In the next day or so Trump will facing his biggest foreign test yet… no, not Putin, though he is apparently on the schedule… Xi Jinping. China is obviously our primary adversary with Russia not much more than a sideshow, despite what Robert Mueller or Fusion GPS might tell us.  The battle for the 21st century will be between China and the U.S., possibly with India, not Russia, as a distant third.

Trump may have entertained Xi in Mar-a-Lago, but he’s on the Chinese leader’s home turf now and Chairman Xi has recently consolidated his power like no Chinese head of state in years, possibly since Mao.  The American president will have a complicated task in front of him, balancing the need to get Chinese engagement on North Korea and chastising Xi on trade and China’s continued expansionism.

This is more than most American presidents dare to take on — and so far Trump has been doing it with considerable aplomb.  With few exceptions, our media gives him little credit for this. They are so invested in Trump’s failure that even if he were to single-handedly get North Korea to denuclearize they would do their best not to acknowledge it, quickly switching attention to the latest poll, which no doubt will show Trump less popular than Jack the Ripper.

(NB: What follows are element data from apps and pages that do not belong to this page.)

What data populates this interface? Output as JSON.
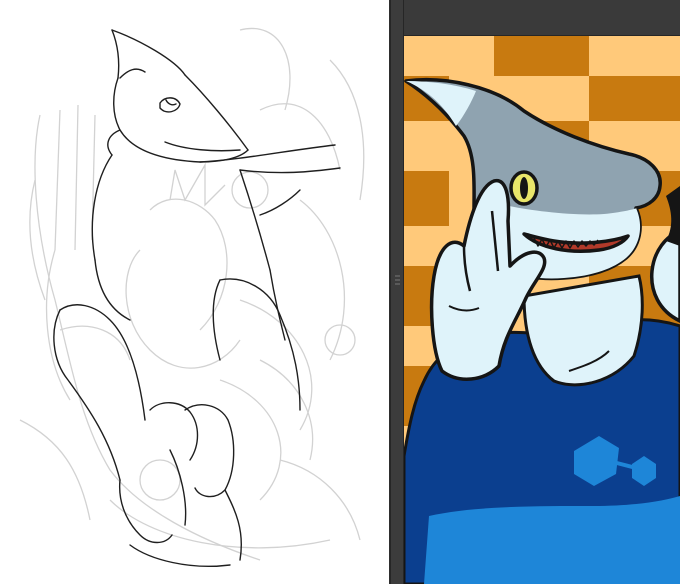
{
  "app": {
    "left_canvas": {
      "kind": "sketch-canvas",
      "icon": "pencil-sketch"
    },
    "right_canvas": {
      "kind": "color-canvas",
      "icon": "colored-artwork"
    }
  },
  "colors": {
    "sketch_line": "#1f1f1f",
    "sketch_faint": "#cfcfcf",
    "check_light": "#ffc97a",
    "check_dark": "#c87a10",
    "shark_gray": "#8fa3b0",
    "shark_light": "#dff3fa",
    "shirt_dark": "#0b3f8f",
    "shirt_light": "#1e86d8"
  }
}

Of course, it is highly unlikely that the president will get the deranged Kim to back down.  (The media, in its smug majesty, keeps repeating this as if we hoi polloi are so stupid as not to figure this out by ourselves.) But at least Trump is trying.  He is not repeating the same endless  State Department-approved ritual that has been tried and has failed so miserably for the last twenty-five years.

Perhaps only someone with little or no foreign policy experience would have the “ignorance” — or is it originality or just plain cojones — to try this.  The government bureaucrats in Virginia who so disdain Trump at the ballot box certainly wouldn’t.  They just want to go and on and on collecting their waterproof swamp pay checks without some orange-haired billionaire reminding them of their hollow lives.

But forget about Virginia, Virginia.  As we used to say, “the whole world is watching.”